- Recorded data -
^^^^
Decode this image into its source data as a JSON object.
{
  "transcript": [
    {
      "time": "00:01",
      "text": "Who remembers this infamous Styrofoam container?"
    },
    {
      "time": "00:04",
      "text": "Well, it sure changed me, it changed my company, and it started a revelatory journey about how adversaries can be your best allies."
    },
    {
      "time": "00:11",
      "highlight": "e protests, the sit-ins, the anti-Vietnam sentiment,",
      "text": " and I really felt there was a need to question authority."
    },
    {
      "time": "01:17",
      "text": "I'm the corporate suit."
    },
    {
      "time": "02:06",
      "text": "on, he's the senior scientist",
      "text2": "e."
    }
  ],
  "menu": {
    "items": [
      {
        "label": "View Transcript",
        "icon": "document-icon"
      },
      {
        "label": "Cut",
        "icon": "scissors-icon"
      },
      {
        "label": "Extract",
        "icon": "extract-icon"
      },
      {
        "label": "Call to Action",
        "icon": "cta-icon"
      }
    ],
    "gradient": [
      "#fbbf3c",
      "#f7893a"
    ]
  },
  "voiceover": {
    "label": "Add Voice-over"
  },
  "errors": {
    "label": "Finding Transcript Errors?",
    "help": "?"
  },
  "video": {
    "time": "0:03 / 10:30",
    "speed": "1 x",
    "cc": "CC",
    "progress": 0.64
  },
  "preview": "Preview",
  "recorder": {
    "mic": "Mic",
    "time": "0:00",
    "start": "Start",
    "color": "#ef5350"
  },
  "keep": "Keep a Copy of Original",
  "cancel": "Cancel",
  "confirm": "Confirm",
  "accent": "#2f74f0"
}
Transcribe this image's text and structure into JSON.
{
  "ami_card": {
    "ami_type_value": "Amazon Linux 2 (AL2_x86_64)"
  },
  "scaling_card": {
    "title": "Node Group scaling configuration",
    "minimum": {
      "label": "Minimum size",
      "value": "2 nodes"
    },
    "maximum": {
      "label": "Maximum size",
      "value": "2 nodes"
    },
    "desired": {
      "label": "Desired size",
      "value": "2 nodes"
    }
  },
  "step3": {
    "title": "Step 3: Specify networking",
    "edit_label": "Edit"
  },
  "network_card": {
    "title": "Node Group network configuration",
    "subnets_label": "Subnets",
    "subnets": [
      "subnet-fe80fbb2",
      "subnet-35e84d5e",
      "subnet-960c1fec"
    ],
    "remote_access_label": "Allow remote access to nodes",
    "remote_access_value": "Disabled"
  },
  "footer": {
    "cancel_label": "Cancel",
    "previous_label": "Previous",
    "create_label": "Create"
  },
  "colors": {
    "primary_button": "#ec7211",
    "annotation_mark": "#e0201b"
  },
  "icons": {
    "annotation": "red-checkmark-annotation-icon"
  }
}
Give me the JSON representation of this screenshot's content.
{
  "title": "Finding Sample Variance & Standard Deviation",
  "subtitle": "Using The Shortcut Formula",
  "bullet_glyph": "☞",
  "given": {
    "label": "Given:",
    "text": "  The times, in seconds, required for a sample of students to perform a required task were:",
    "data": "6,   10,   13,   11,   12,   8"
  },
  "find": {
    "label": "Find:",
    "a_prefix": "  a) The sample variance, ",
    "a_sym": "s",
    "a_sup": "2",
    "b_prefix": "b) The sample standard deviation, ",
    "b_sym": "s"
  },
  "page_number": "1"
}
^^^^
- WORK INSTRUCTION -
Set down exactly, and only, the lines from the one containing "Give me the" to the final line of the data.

- REPLY TO THE EXERCISE -
Give me the JSON representation of this screenshot's content.
{
  "title": "Finding Sample Variance & Standard Deviation",
  "subtitle": "Using The Shortcut Formula",
  "bullet_glyph": "☞",
  "given": {
    "label": "Given:",
    "text": "  The times, in seconds, required for a sample of students to perform a required task were:",
    "data": "6,   10,   13,   11,   12,   8"
  },
  "find": {
    "label": "Find:",
    "a_prefix": "  a) The sample variance, ",
    "a_sym": "s",
    "a_sup": "2",
    "b_prefix": "b) The sample standard deviation, ",
    "b_sym": "s"
  },
  "page_number": "1"
}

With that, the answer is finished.